**Required action:**
Set down, exactly as written, the lines from the line holding "Read all visible content and emit it as JSON." to the end of the data, inclusive, skipping any pictures.

**Data records:**
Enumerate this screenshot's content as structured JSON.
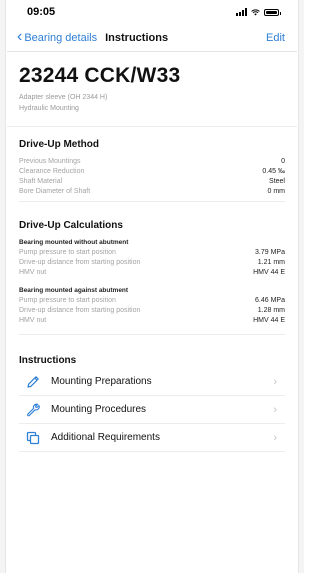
{
  "status_bar": {
    "time": "09:05"
  },
  "nav": {
    "back_label": "Bearing details",
    "title": "Instructions",
    "edit_label": "Edit"
  },
  "header": {
    "designation": "23244 CCK/W33",
    "subtitle_1": "Adapter sleeve (OH 2344 H)",
    "subtitle_2": "Hydraulic Mounting"
  },
  "drive_up_method": {
    "title": "Drive-Up Method",
    "rows": [
      {
        "label": "Previous Mountings",
        "value": "0"
      },
      {
        "label": "Clearance Reduction",
        "value": "0.45 ‰"
      },
      {
        "label": "Shaft Material",
        "value": "Steel"
      },
      {
        "label": "Bore Diameter of Shaft",
        "value": "0 mm"
      }
    ]
  },
  "drive_up_calculations": {
    "title": "Drive-Up Calculations",
    "groups": [
      {
        "title": "Bearing mounted without abutment",
        "rows": [
          {
            "label": "Pump pressure to start position",
            "value": "3.79 MPa"
          },
          {
            "label": "Drive-up distance from starting position",
            "value": "1.21 mm"
          },
          {
            "label": "HMV nut",
            "value": "HMV 44 E"
          }
        ]
      },
      {
        "title": "Bearing mounted against abutment",
        "rows": [
          {
            "label": "Pump pressure to start position",
            "value": "6.46 MPa"
          },
          {
            "label": "Drive-up distance from starting position",
            "value": "1.28 mm"
          },
          {
            "label": "HMV nut",
            "value": "HMV 44 E"
          }
        ]
      }
    ]
  },
  "instructions": {
    "title": "Instructions",
    "items": [
      {
        "label": "Mounting Preparations",
        "icon": "pencil-icon"
      },
      {
        "label": "Mounting Procedures",
        "icon": "wrench-icon"
      },
      {
        "label": "Additional Requirements",
        "icon": "copy-icon"
      }
    ]
  },
  "colors": {
    "accent": "#2f7fd6",
    "muted_text": "#a3a3a3",
    "divider": "#ededed"
  }
}
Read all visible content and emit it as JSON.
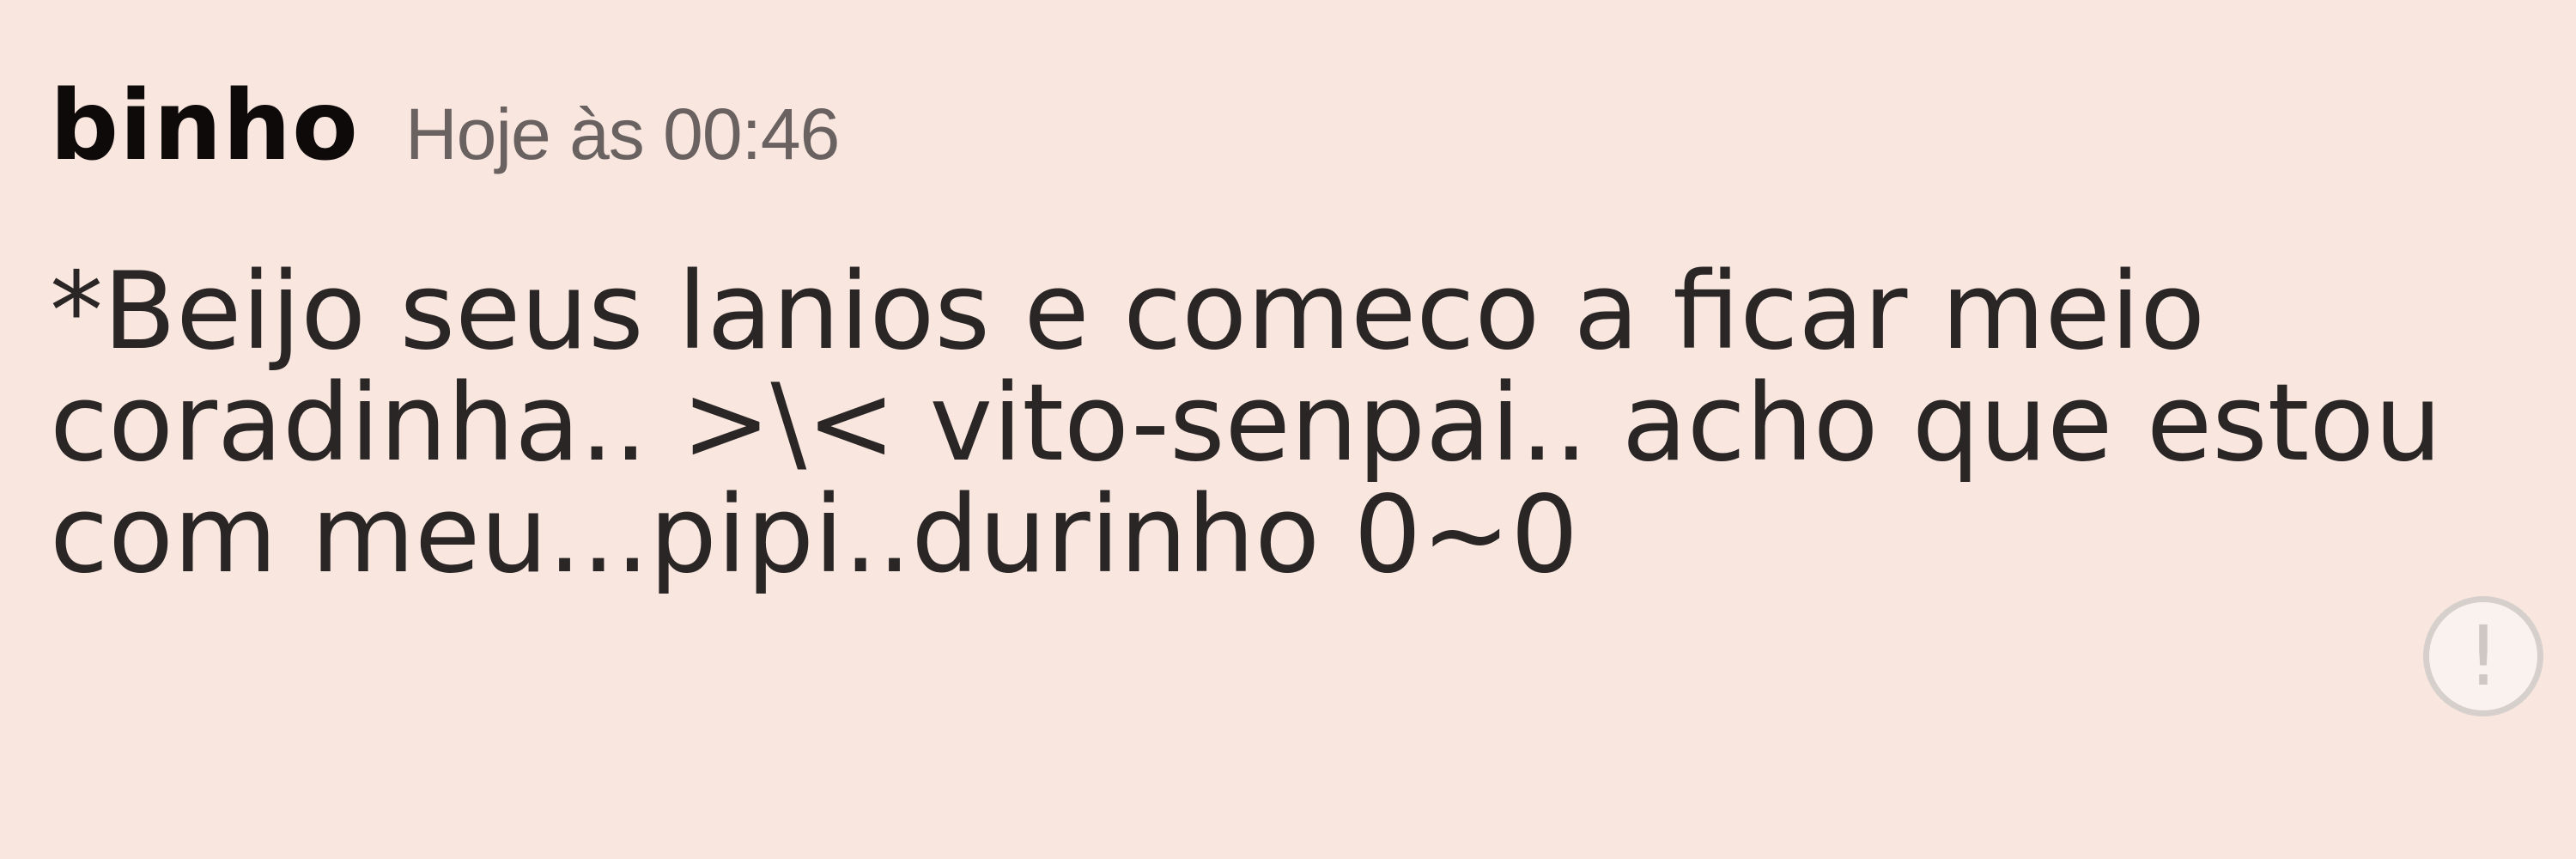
{
  "message": {
    "author": "binho",
    "timestamp": "Hoje às 00:46",
    "lines": [
      "*Beijo seus lanios e comeco a ficar meio",
      "coradinha.. >\\< vito-senpai.. acho que estou",
      "com meu...pipi..durinho 0~0"
    ],
    "warning_icon": "alert-circle-icon",
    "warning_glyph": "!"
  },
  "colors": {
    "background": "#f9e6df",
    "author": "#0e0a0a",
    "timestamp": "#6a6261",
    "text": "#2a2626"
  }
}
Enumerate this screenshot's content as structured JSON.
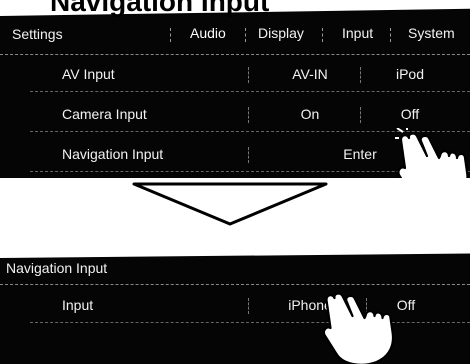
{
  "caption": {
    "text": "Navigation Input"
  },
  "top_panel": {
    "title": "Settings",
    "tabs": [
      "Audio",
      "Display",
      "Input",
      "System"
    ],
    "rows": [
      {
        "label": "AV Input",
        "options": [
          "AV-IN",
          "iPod"
        ]
      },
      {
        "label": "Camera Input",
        "options": [
          "On",
          "Off"
        ]
      },
      {
        "label": "Navigation Input",
        "options": [
          "Enter"
        ]
      }
    ]
  },
  "bottom_panel": {
    "title": "Navigation Input",
    "rows": [
      {
        "label": "Input",
        "options": [
          "iPhone",
          "Off"
        ]
      }
    ]
  },
  "colors": {
    "panel_bg": "#050505",
    "text": "#f2f2f2",
    "page_bg": "#ffffff"
  }
}
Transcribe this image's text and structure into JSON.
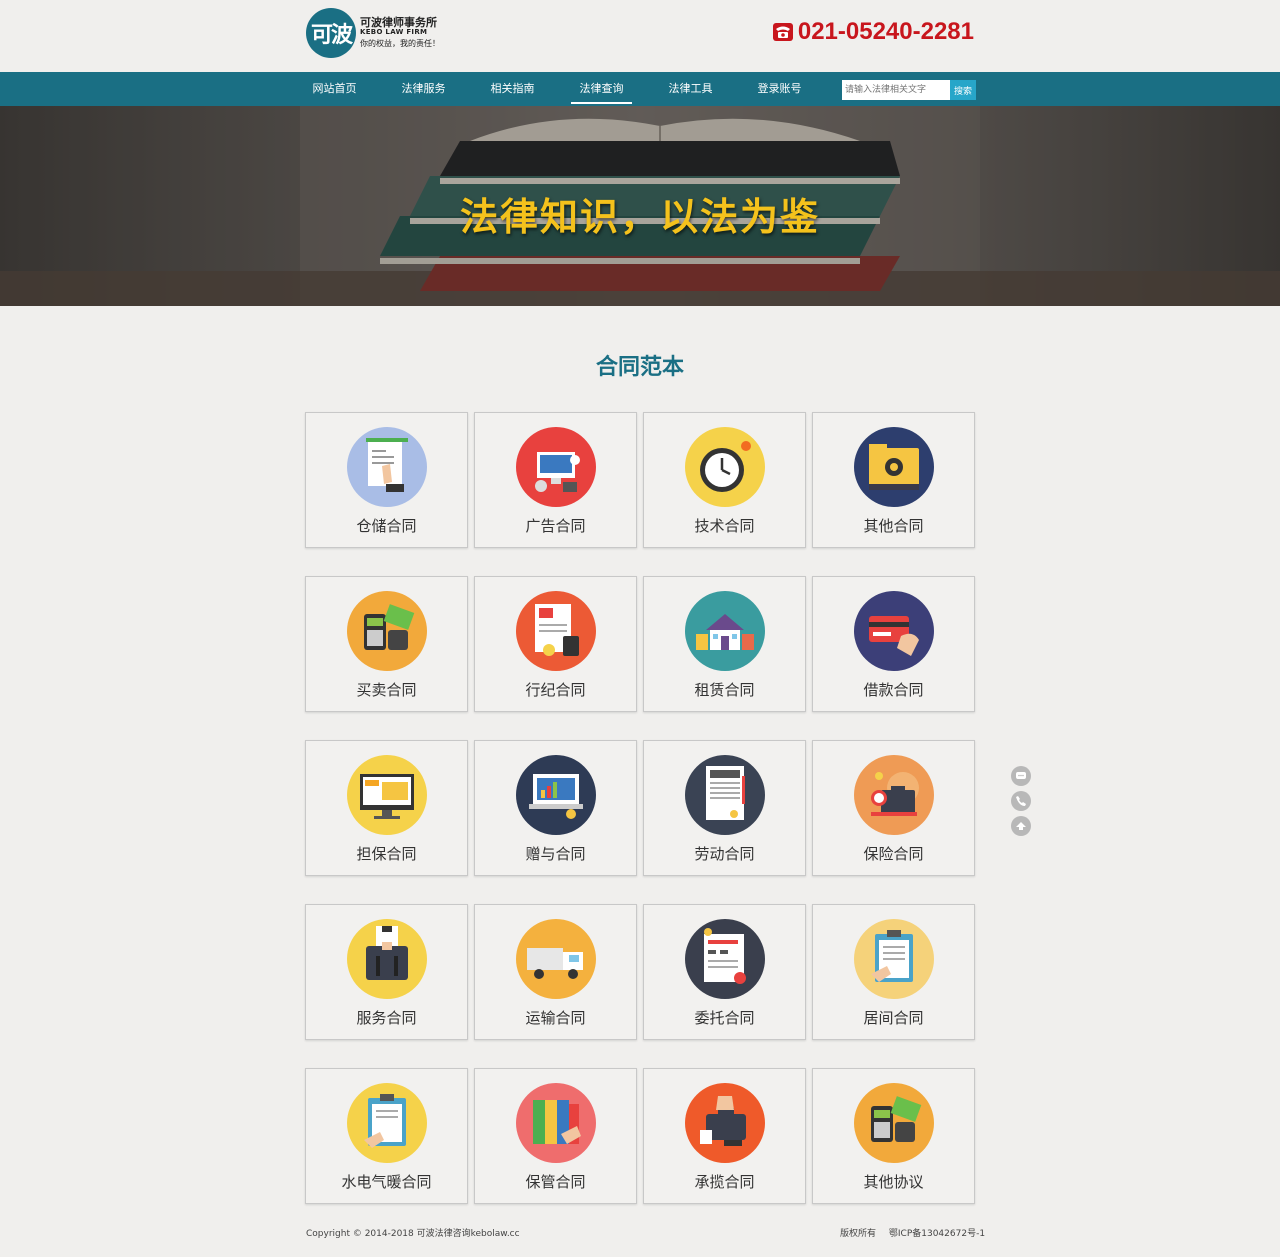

**Result of the task:**
Read all visible content and emit it as JSON.
{
  "message": {
    "author": "binho",
    "timestamp": "Hoje às 00:46",
    "lines": [
      "*Beijo seus lanios e comeco a ficar meio",
      "coradinha.. >\\< vito-senpai.. acho que estou",
      "com meu...pipi..durinho 0~0"
    ],
    "warning_icon": "alert-circle-icon",
    "warning_glyph": "!"
  },
  "colors": {
    "background": "#f9e6df",
    "author": "#0e0a0a",
    "timestamp": "#6a6261",
    "text": "#2a2626"
  }
}
Enumerate this screenshot's content as structured JSON.
{
  "caption": {
    "text": "Navigation Input"
  },
  "top_panel": {
    "title": "Settings",
    "tabs": [
      "Audio",
      "Display",
      "Input",
      "System"
    ],
    "rows": [
      {
        "label": "AV Input",
        "options": [
          "AV-IN",
          "iPod"
        ]
      },
      {
        "label": "Camera Input",
        "options": [
          "On",
          "Off"
        ]
      },
      {
        "label": "Navigation Input",
        "options": [
          "Enter"
        ]
      }
    ]
  },
  "bottom_panel": {
    "title": "Navigation Input",
    "rows": [
      {
        "label": "Input",
        "options": [
          "iPhone",
          "Off"
        ]
      }
    ]
  },
  "colors": {
    "panel_bg": "#050505",
    "text": "#f2f2f2",
    "page_bg": "#ffffff"
  }
}
Transcribe this image's text and structure into JSON.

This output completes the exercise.